My tip for today is inspired by a fantastic post by my fellow Restorative Exercise Specialist and yoga teacher, Jenni Rawlings: "Is the Cue 'Pull Your Shoulders Back' Helpful?" I love Jenny's blog and this topic is one of my favorites.
Breaking the "shoulders back" habit put an END to the upper back pain I experienced for years and helped me finally begin to make progress healing the diastasis recti (overly separated abdominal muscles) I dealt with after my daughter was born.
It's time to bust some Posture Myths!
Do you have a habit of pulling your shoulders back in an effort to have "good posture"? This cue is so common in our culture that we don't often think about whether it actually carries any anatomical benefit. I know that I diligently did this for years without realizing that it was far more harmful to my body than helpful!
When we pull our shoulders back, we typically compress our lumbar spine, flare our ribcage, inhibit our breath, and create a LOT of tension between our shoulder blades.Habitually pulling the shoulders back also increases the risk of developing diastasis recti, or overly separated abdominal (six-pack) muscles, especially if you are pregnant or postpartum.
Today, instead of pulling your shoulders back, just allow them to relax. You may notice how much less discomfort you feel in your back, and how much more full your breath is.
If your shoulders feel "slumpy" or rounded in this relaxed position, no worries! It's just a signal that you (aka EVERYONE) could benefit from some gentle stretching of the muscles on the front of your chest - particularly your pectoralis. We do so much with arms out in front of us that these muscles become very tight.
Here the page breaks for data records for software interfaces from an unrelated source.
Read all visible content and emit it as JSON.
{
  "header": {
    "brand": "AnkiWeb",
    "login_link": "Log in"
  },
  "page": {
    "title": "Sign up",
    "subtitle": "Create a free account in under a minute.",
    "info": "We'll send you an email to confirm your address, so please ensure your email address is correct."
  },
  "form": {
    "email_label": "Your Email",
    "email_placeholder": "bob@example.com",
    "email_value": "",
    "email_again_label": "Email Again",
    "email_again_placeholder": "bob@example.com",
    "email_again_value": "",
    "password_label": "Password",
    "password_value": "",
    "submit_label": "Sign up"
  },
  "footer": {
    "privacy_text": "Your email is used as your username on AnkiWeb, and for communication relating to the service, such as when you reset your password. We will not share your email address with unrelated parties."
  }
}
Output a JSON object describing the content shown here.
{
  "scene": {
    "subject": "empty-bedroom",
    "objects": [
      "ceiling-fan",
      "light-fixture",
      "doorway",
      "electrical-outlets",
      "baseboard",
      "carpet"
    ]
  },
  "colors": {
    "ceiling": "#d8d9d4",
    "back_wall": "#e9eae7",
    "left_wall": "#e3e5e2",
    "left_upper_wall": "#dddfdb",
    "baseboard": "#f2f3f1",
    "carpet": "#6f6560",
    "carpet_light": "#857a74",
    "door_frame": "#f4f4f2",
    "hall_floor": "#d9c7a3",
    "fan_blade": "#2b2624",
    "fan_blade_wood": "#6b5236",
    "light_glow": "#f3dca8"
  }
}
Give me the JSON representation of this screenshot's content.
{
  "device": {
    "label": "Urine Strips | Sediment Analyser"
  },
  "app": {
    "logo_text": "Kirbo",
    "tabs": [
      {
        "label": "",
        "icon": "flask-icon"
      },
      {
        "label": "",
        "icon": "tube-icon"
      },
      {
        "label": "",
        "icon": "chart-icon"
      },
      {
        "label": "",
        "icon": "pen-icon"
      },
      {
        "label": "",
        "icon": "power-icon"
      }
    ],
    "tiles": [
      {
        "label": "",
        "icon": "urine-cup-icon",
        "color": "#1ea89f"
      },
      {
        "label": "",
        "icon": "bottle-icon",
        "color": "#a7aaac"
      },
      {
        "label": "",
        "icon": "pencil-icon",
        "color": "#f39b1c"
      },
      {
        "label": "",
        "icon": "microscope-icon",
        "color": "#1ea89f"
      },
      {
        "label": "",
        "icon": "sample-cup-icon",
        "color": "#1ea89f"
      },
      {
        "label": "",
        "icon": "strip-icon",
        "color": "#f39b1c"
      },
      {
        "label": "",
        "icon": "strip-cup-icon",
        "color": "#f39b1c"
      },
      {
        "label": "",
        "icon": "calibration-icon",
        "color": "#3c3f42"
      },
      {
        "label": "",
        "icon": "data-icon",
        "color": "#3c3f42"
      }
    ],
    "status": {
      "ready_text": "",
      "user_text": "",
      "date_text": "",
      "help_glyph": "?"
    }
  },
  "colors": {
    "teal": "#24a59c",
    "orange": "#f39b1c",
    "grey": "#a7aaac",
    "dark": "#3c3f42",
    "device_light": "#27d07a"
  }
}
More on what you can do to create more fluidity and range of motion in your shoulders next time!